Then, there's Glenn Beck.  He had done everything short of calling for armed insurrection.
Washington Monthly’s Steve Benen writes: “Beck has spent months — literally screaming and crying — insisting that the president is a socialist/fascist/communist/racist who’s trying to destroy the country through totalitarian means. Major media outlets have plenty of irresponsible voices, but Beck has been unique in his insane rantings. It wasn’t hard to imagine some of his viewers/listeners getting so worked up, they might at least consider doing something dangerous.”

Beck has recently backpedaled away from this, saying, "But just one lunatic like Timothy McVeigh could ruin everything that everyone has worked so hard for."  Of course, he doesn't mention the thousands of innocent people that could be hurt or killed by such an act.  His only concern is the protection of his twisted ideology (and his job).  But, once you yell "Fire!" in a crowded theater, it's a little hard to take it back.

I'm really starting to get worried now.  Reading some of the signs carried during the recent "million-moron march" quite literally sickened me.  Recently a Muslim woman came in to my workplace.  She wanted my help picking out a bottle of wine for a Jewish friend for Rosh Hashanah.  (Unfortunately, I was of little help to her.  Being a atheist, most religion looks the same to me.)  Still, I thought it was really cool, and was thinking "Only in America".  My next customer, who in all other respects was a sweet, little old lady, leaned close to me and whispered, "I wish they were all dead."

It broke my heart.  Such hate and ignorance, spoken so casually, was the same I witnessed in prison.  The base, primal fear of anything that looks and acts different might have served some purpose early in our evolution.  The irony is, that same fear may also end us as a species.

Me?  I like diversity, reason, and compassion.  I like the fact that I can get on a bus and hear six different languages spoken. I've met a lot of good people from all over the world, and my first thought isn't, "Why can't they look and act more like me?"

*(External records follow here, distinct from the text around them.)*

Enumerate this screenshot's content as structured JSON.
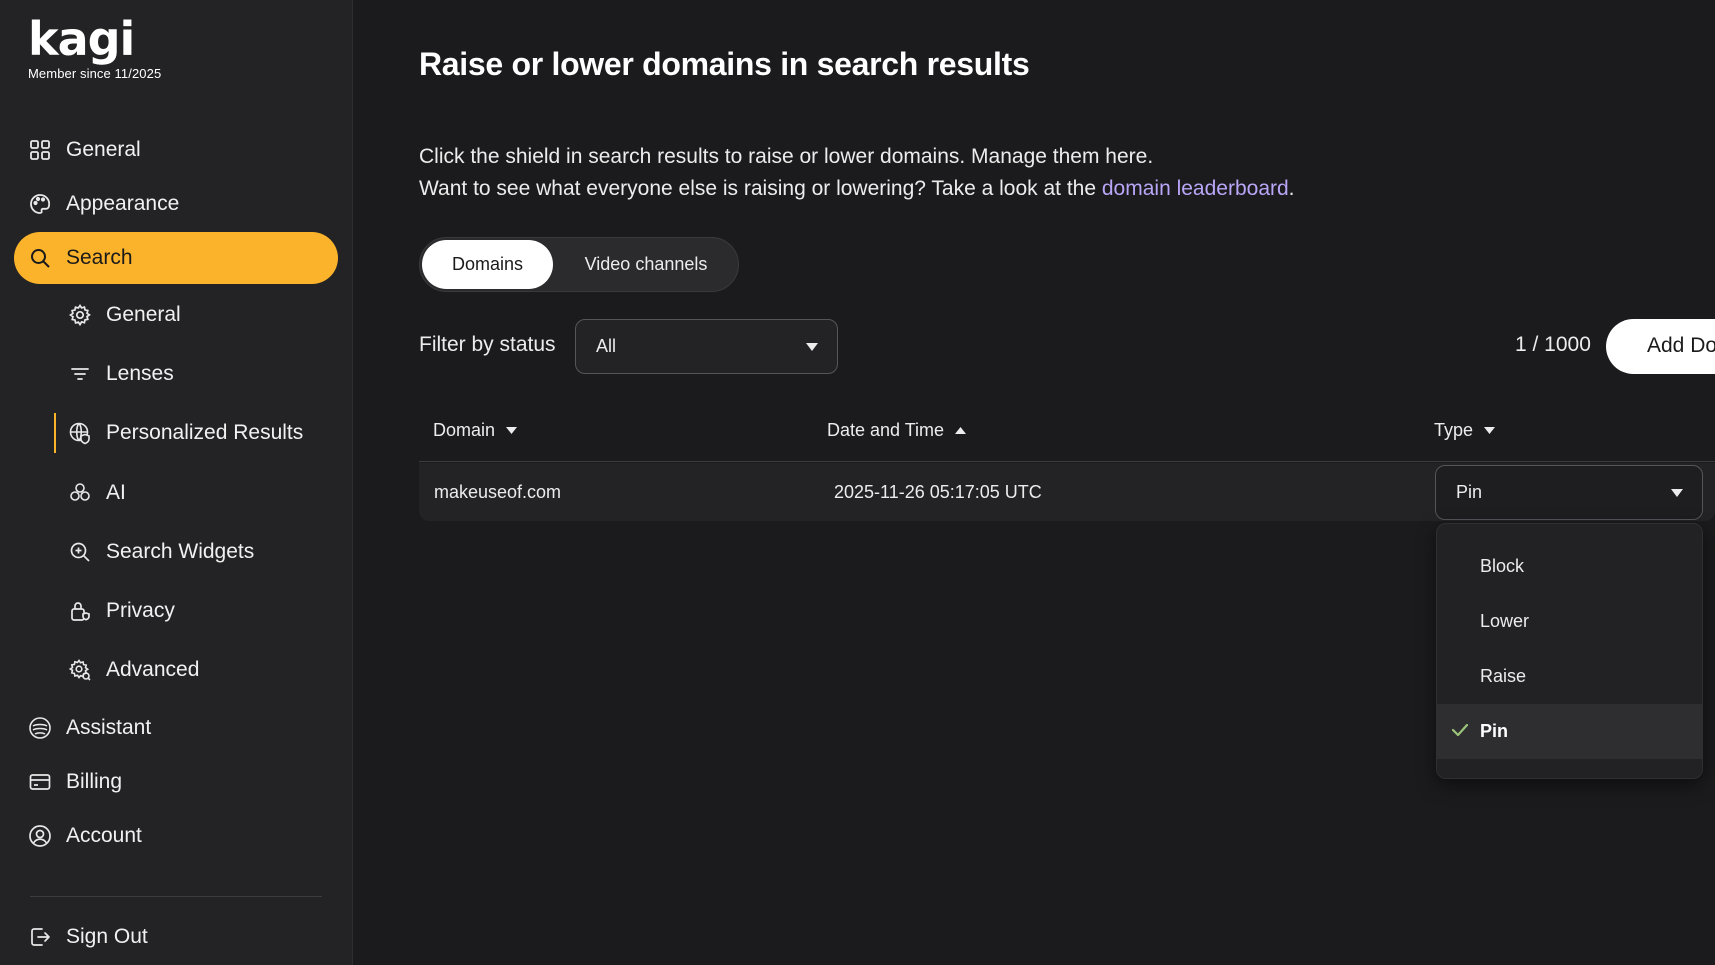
{
  "brand": {
    "name": "kagi",
    "member_since": "Member since 11/2025"
  },
  "sidebar": {
    "items": [
      {
        "label": "General",
        "icon": "grid-icon"
      },
      {
        "label": "Appearance",
        "icon": "palette-icon"
      },
      {
        "label": "Search",
        "icon": "search-icon",
        "active": true
      },
      {
        "label": "Assistant",
        "icon": "assistant-icon"
      },
      {
        "label": "Billing",
        "icon": "credit-card-icon"
      },
      {
        "label": "Account",
        "icon": "user-circle-icon"
      }
    ],
    "sub_items": [
      {
        "label": "General",
        "icon": "gear-icon"
      },
      {
        "label": "Lenses",
        "icon": "filter-icon"
      },
      {
        "label": "Personalized Results",
        "icon": "globe-shield-icon",
        "active": true
      },
      {
        "label": "AI",
        "icon": "ai-icon"
      },
      {
        "label": "Search Widgets",
        "icon": "search-widget-icon"
      },
      {
        "label": "Privacy",
        "icon": "privacy-lock-icon"
      },
      {
        "label": "Advanced",
        "icon": "advanced-gear-icon"
      }
    ],
    "sign_out": "Sign Out"
  },
  "main": {
    "title": "Raise or lower domains in search results",
    "description_line1": "Click the shield in search results to raise or lower domains. Manage them here.",
    "description_line2_prefix": "Want to see what everyone else is raising or lowering? Take a look at the ",
    "leaderboard_link": "domain leaderboard",
    "description_line2_suffix": ".",
    "tabs": [
      {
        "label": "Domains",
        "selected": true
      },
      {
        "label": "Video channels",
        "selected": false
      }
    ],
    "filter": {
      "label": "Filter by status",
      "value": "All"
    },
    "count": "1 / 1000",
    "add_button": "Add Domain",
    "table": {
      "columns": [
        {
          "label": "Domain",
          "sort": "desc"
        },
        {
          "label": "Date and Time",
          "sort": "asc"
        },
        {
          "label": "Type",
          "sort": "desc"
        }
      ],
      "rows": [
        {
          "domain": "makeuseof.com",
          "datetime": "2025-11-26 05:17:05 UTC",
          "type": "Pin"
        }
      ]
    },
    "type_dropdown": {
      "options": [
        "Block",
        "Lower",
        "Raise",
        "Pin"
      ],
      "selected": "Pin"
    }
  },
  "colors": {
    "accent": "#fbb32b",
    "link": "#b9a6f7",
    "background": "#1b1b1d",
    "sidebar": "#232325"
  }
}
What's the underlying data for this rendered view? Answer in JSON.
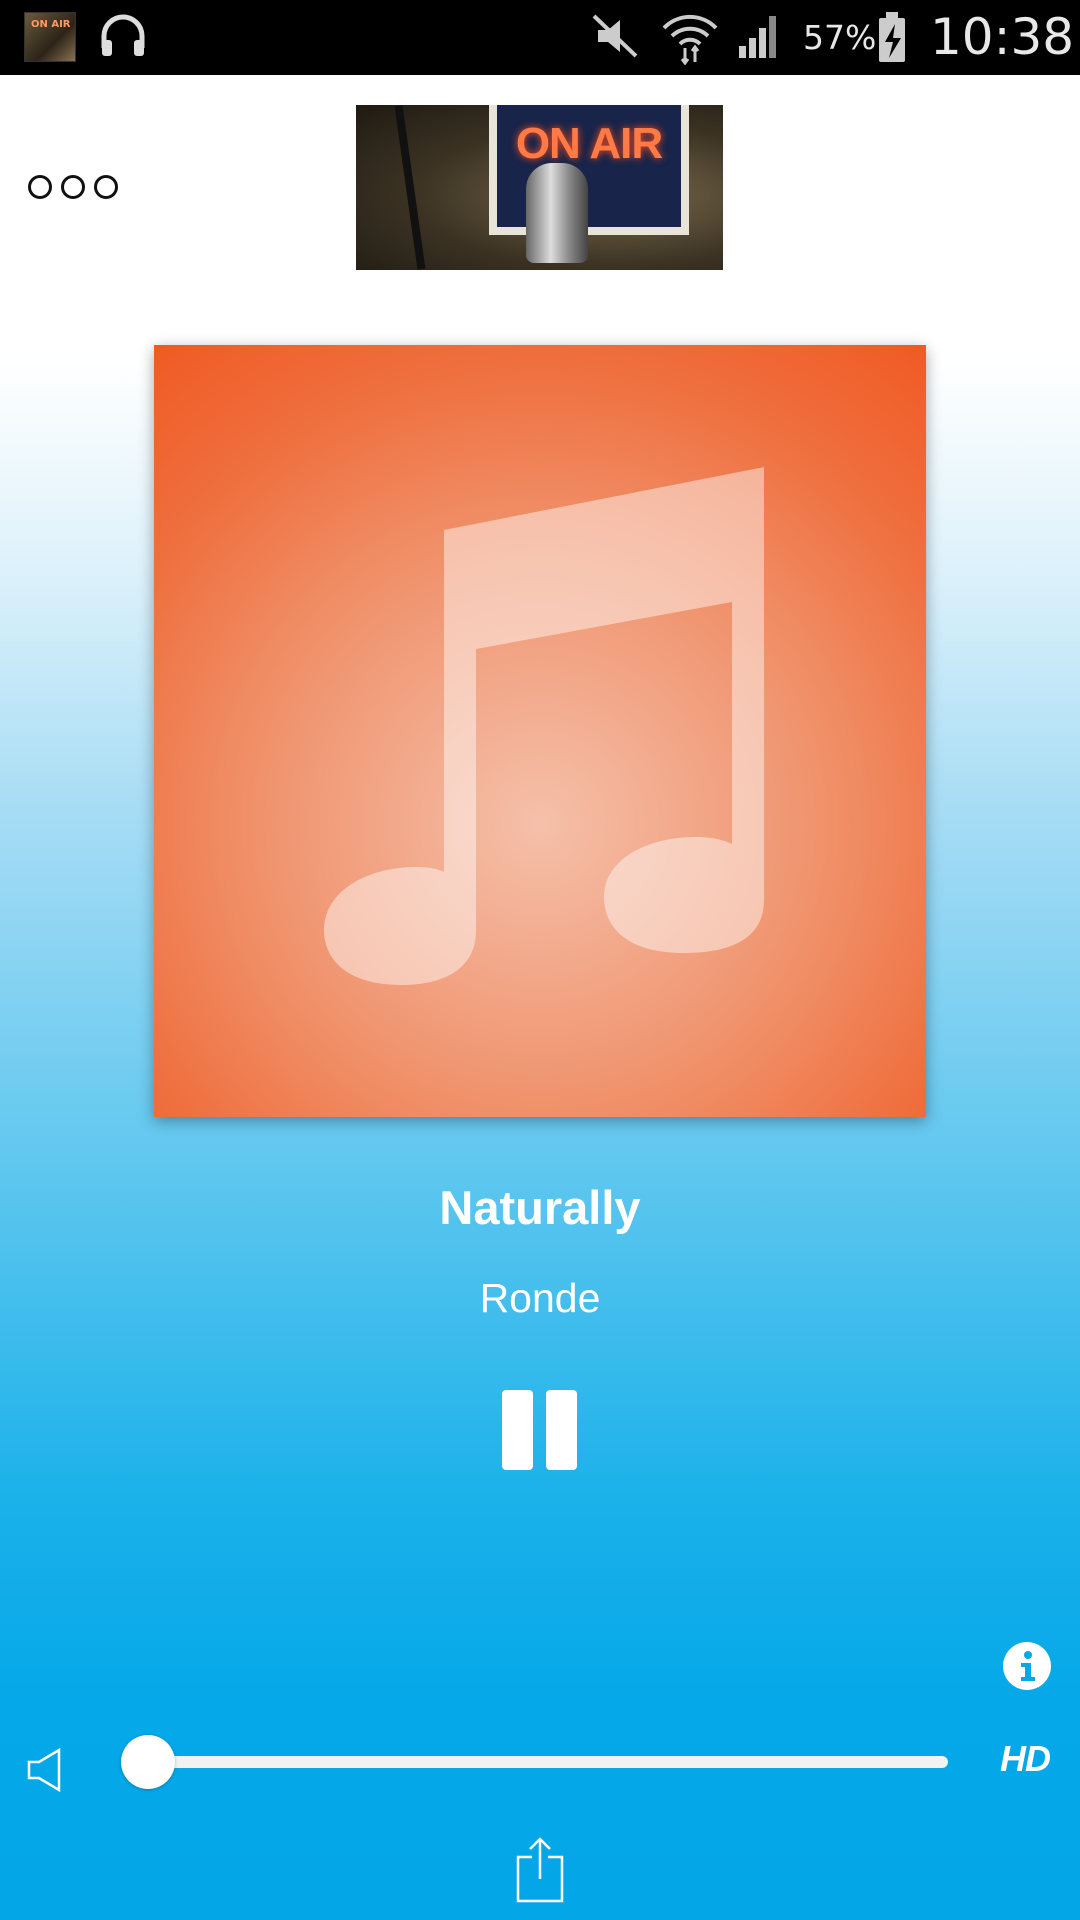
{
  "status_bar": {
    "app_icon_text": "ON AIR",
    "battery": "57%",
    "time": "10:38",
    "icons": [
      "app-icon",
      "headphones-icon",
      "mute-icon",
      "wifi-icon",
      "signal-icon",
      "battery-charging-icon"
    ]
  },
  "header": {
    "menu_icon": "more-dots-icon",
    "logo_text": "ON AIR"
  },
  "now_playing": {
    "artwork_icon": "music-note-icon",
    "title": "Naturally",
    "artist": "Ronde",
    "state": "playing"
  },
  "controls": {
    "pause_icon": "pause-icon",
    "info_icon": "info-icon",
    "volume_icon": "speaker-icon",
    "volume_level": 0,
    "quality_label": "HD",
    "share_icon": "share-icon"
  },
  "colors": {
    "art_orange": "#f05a24",
    "background_blue": "#03a6e7",
    "status_bar": "#000000"
  }
}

Perhaps prison served its intended purpose.  It made me want to be a more active, responsible person; to leave behind something positive when I go.

So, to all you conservatives out there, so desperate for an enemy to hate.  Relax, you found him.